Britain deploys navy as ash clouds vote race
Prime Minister Gordon Brown sent in the navy Monday to rescue British passengers stranded by the volcanic ash cloud, as the crisis added an unexpected twist to campaigning for May 6 elections.
Opposition Conservative leader David Cameron also sought to claim credit for the idea, which comes after the election race was thrown wide open by a surge in support for the third party, the Liberal Democrats.
Brown, whose poll ratings have been helped by previous crises, recalled ministers from the campaign trail Sunday for urgent talks on how to repatriate some 150,000 Britons stuck abroad after the ash grounded flights across Europe.
After fresh talks Monday, the prime minister announced that the aircraft carrier HMS Ark Royal and amphibious assault ship HMS Ocean were being deployed to the English Channel to help those stranded return home.
A third ship, HMS Albion, was on its way to Spain to pick up British troops who had been diverted on their way home from the war in Afghanistan, Brown said, adding that it may be able to pick up some civilians.

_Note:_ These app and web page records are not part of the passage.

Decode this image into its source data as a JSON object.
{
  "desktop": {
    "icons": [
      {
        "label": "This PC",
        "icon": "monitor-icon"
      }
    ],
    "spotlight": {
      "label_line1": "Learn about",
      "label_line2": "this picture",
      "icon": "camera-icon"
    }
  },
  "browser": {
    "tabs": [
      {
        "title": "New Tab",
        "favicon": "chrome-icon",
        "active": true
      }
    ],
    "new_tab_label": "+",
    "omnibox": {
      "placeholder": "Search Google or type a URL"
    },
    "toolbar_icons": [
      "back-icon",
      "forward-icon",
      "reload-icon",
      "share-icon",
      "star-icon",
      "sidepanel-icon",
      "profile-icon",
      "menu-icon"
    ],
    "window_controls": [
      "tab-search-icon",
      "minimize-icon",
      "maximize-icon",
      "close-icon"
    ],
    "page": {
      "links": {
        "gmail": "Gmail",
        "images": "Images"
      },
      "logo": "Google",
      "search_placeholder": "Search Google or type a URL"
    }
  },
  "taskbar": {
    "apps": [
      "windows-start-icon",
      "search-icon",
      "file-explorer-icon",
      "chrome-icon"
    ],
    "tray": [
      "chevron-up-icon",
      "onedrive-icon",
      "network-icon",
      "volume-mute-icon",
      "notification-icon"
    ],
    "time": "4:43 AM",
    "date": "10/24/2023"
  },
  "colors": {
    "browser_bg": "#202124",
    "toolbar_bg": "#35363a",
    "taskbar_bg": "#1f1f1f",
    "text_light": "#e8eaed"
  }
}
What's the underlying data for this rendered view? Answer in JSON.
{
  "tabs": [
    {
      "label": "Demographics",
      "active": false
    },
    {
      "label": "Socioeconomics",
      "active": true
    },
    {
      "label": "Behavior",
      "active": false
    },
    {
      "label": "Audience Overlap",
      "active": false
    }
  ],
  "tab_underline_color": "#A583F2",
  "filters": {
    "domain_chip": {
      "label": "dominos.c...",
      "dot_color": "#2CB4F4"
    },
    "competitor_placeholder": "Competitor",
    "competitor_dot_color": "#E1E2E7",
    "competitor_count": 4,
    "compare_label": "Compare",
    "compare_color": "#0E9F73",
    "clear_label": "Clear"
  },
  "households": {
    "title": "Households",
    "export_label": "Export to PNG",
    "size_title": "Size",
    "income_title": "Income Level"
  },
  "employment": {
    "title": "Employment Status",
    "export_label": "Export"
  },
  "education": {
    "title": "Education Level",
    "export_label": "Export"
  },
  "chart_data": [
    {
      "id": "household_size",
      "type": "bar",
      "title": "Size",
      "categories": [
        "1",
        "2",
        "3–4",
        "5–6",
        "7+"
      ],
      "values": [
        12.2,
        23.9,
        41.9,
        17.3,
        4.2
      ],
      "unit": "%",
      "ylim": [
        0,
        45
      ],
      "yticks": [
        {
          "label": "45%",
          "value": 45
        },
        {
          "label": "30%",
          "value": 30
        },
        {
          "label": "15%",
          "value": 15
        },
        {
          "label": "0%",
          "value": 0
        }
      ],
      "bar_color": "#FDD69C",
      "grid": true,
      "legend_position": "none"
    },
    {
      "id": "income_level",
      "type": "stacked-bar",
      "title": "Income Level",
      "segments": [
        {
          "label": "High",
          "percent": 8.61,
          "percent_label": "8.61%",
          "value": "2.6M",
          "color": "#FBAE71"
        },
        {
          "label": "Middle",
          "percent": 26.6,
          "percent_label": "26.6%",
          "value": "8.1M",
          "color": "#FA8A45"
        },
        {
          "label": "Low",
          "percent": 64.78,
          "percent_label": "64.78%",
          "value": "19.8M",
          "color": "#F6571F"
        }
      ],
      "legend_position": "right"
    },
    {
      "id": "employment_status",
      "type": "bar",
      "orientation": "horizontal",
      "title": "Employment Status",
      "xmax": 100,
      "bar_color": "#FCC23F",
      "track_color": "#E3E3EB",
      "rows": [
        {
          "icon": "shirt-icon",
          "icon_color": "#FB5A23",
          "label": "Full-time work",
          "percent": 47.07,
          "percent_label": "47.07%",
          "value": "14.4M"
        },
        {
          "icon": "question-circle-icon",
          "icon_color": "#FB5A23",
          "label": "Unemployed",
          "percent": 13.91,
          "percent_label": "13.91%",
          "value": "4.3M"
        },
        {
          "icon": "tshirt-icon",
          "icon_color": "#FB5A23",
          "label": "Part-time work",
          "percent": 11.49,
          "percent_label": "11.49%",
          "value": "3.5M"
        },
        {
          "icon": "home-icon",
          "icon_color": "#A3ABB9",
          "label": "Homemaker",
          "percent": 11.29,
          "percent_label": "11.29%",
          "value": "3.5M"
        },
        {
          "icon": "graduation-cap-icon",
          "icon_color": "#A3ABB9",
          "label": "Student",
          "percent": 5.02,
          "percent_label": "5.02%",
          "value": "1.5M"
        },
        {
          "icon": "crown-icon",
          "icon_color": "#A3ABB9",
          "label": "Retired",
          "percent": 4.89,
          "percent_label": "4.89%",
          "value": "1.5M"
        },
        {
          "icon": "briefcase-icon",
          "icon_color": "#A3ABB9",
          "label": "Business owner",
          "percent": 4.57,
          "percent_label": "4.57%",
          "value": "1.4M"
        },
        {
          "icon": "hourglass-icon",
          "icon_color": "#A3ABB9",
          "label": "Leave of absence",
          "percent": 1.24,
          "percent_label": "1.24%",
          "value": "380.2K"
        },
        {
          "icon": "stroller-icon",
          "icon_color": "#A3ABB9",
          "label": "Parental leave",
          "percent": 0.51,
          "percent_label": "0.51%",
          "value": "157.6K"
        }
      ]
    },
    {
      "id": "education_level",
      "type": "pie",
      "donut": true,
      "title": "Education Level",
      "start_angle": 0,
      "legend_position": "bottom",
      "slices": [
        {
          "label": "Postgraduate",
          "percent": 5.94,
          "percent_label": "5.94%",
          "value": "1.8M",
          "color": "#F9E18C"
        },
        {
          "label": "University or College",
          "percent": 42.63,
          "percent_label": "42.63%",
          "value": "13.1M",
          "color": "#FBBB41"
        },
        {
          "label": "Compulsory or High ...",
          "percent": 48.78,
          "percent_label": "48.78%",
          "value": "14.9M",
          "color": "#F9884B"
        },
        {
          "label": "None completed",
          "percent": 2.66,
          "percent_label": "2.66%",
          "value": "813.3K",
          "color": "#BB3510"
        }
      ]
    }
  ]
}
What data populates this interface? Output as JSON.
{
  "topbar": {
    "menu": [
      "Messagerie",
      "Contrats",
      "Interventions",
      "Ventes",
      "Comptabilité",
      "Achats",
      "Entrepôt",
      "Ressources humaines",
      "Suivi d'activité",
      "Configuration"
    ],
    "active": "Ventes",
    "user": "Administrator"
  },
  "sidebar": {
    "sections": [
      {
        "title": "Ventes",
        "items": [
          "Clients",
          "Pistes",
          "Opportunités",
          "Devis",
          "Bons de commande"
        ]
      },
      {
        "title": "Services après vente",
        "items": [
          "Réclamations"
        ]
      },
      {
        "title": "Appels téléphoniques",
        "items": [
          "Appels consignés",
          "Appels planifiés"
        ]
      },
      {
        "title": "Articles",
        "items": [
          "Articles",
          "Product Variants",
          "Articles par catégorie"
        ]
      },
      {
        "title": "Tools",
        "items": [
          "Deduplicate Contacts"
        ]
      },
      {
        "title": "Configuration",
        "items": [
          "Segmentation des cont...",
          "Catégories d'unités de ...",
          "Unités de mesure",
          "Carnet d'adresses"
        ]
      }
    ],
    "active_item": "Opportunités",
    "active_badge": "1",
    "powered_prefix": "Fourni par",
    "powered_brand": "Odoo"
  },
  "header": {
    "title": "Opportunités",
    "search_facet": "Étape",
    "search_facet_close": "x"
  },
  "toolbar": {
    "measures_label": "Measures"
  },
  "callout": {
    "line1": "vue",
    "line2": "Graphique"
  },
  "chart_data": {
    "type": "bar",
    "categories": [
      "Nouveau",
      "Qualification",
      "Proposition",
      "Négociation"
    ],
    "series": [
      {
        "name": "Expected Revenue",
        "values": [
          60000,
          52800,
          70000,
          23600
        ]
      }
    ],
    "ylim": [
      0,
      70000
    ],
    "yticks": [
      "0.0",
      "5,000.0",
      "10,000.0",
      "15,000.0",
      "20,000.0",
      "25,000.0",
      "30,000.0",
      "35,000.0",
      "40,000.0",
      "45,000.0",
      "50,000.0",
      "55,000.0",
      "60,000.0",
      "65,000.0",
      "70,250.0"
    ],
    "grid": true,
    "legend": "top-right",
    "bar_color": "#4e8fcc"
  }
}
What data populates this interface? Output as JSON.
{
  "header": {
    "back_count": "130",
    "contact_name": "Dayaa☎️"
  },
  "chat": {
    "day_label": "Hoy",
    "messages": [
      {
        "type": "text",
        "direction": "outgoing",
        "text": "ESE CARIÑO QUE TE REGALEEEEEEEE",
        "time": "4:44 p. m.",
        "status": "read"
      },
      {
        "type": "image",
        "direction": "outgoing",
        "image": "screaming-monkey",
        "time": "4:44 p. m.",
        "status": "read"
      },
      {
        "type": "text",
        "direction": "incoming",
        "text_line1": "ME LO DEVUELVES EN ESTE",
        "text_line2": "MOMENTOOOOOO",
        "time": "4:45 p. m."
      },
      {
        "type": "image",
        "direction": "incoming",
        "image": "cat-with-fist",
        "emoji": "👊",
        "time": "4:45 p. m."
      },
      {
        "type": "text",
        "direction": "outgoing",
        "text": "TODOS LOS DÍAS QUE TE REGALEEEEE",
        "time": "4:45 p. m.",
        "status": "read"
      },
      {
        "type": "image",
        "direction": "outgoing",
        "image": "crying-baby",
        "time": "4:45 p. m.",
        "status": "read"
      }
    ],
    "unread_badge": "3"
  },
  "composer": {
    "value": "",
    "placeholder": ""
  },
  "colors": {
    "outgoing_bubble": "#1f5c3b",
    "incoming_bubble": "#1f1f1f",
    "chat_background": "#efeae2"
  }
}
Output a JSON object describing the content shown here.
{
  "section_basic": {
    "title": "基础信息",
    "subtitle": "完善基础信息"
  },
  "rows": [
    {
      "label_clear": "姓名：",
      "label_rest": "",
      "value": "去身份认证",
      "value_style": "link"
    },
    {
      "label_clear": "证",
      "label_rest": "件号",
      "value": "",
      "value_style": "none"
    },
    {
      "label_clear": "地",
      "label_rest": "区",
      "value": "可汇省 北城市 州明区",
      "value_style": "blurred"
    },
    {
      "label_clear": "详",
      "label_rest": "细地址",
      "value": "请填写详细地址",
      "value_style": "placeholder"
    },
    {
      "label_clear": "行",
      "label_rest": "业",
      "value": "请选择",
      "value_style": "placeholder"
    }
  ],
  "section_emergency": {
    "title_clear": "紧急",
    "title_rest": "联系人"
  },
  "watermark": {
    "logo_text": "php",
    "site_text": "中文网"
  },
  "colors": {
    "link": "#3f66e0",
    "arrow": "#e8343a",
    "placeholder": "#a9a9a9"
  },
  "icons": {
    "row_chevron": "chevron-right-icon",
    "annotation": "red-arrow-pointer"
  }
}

"This is the biggest challenge to our aviation transport network for many years," he said, adding he had spoken to Spanish Prime Minister Jose Luis Rodriguez Zapatero to discuss using Spain -- not under the ash cloud -- as an air transport hub to help Britons stranded outside Europe get home.
Britain was one of the first countries to close its airspace following the eruption Wednesday of the Eyjafjoell volcano in Iceland, which has sent a cloud of ash across Europe.
As an island, Britain has been particularly hit by the resulting chaos and the plight of the stranded Britons has captured the public's imagination.
Several newspapers Monday compared the planned naval rescue to the 1940 evacuation of thousands of Allied soldiers from the beaches of northern France when they were cut off by the German army during World War II.
The crisis has occurred in the midst of the closest British election campaign in decades, and although politicians have tried to present a united front, the Labour government's response could make or break its bid for re-election.
Brown briefed leaders of the opposition Conservative and Liberal Democrat parties on events at the weekend, and both publicly pledged their support for the government's naval plan Monday.
"The government has got to do everything it can in order to help, so I welcome this announcement," said Conservative leader Cameron -- although he insisted on taking some of the credit for the idea.
"The idea of using the Royal Navy was actually something the Conservative Party very constructively suggested and I am delighted the government has taken it up," he said.
Lib Dem leader Nick Clegg, who experienced a boost in polls following a much-praised performance in a leaders' television debate on Thursday, also supported the government's approach.
His three young sons are among those stranded in Spain, where they had been visiting his Spanish in-laws.
"I fully support what the government's doing," Clegg told the BBC, adding: "I don't think this is a situation where politicians should start scoring points off each other."
He and Cameron have reason to be worried, however, as Brown has in the past benefited from crises, when his oft-criticised seriousness is seen as an asset.
Shortly after he succeeded Tony Blair as prime minister in June 2007, Brown's handling of foiled car bombings, floods and a major foot-and-mouth disease outbreak was credited with a surge in his poll ratings.
This collapsed within months after he cancelled widely anticipated snap elections, and Labour has trailed the Conservatives ever since.
© 2010 AFP